● **What is expected**: If a line in the data contains "icon", copy it out.

Exercise material Start Marker

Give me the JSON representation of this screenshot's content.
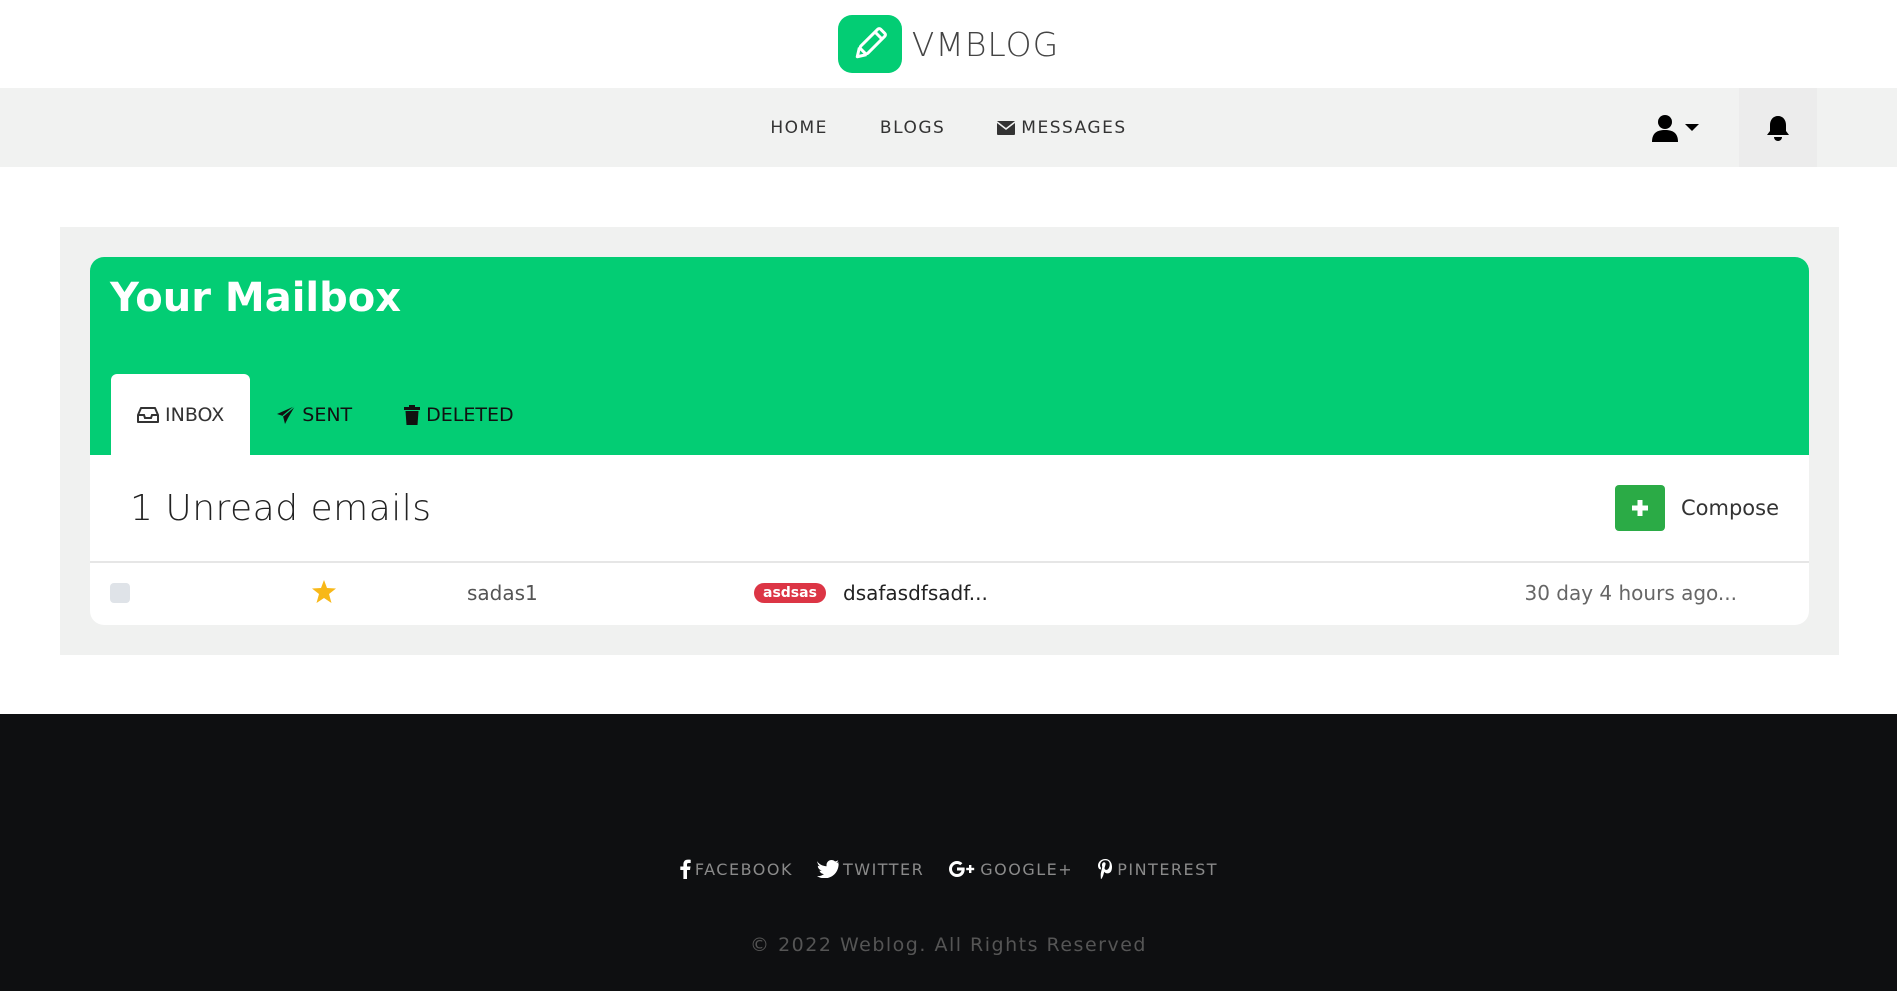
{
  "brand": {
    "name": "VMBLOG",
    "color": "#03cd74"
  },
  "nav": {
    "links": [
      "HOME",
      "BLOGS",
      "MESSAGES"
    ]
  },
  "mailbox": {
    "title": "Your Mailbox",
    "tabs": [
      {
        "label": "INBOX",
        "icon": "inbox-icon",
        "active": true
      },
      {
        "label": "SENT",
        "icon": "paper-plane-icon",
        "active": false
      },
      {
        "label": "DELETED",
        "icon": "trash-icon",
        "active": false
      }
    ],
    "unread_title": "1 Unread emails",
    "compose_label": "Compose",
    "emails": [
      {
        "sender": "sadas1",
        "tag": "asdsas",
        "subject": "dsafasdfsadf...",
        "time": "30 day 4 hours ago...",
        "starred": true
      }
    ]
  },
  "footer": {
    "socials": [
      "FACEBOOK",
      "TWITTER",
      "GOOGLE+",
      "PINTEREST"
    ],
    "copyright": "© 2022 Weblog. All Rights Reserved"
  }
}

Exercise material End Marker

● **Output of the exercise**:
        "icon": "inbox-icon",
        "icon": "paper-plane-icon",
        "icon": "trash-icon",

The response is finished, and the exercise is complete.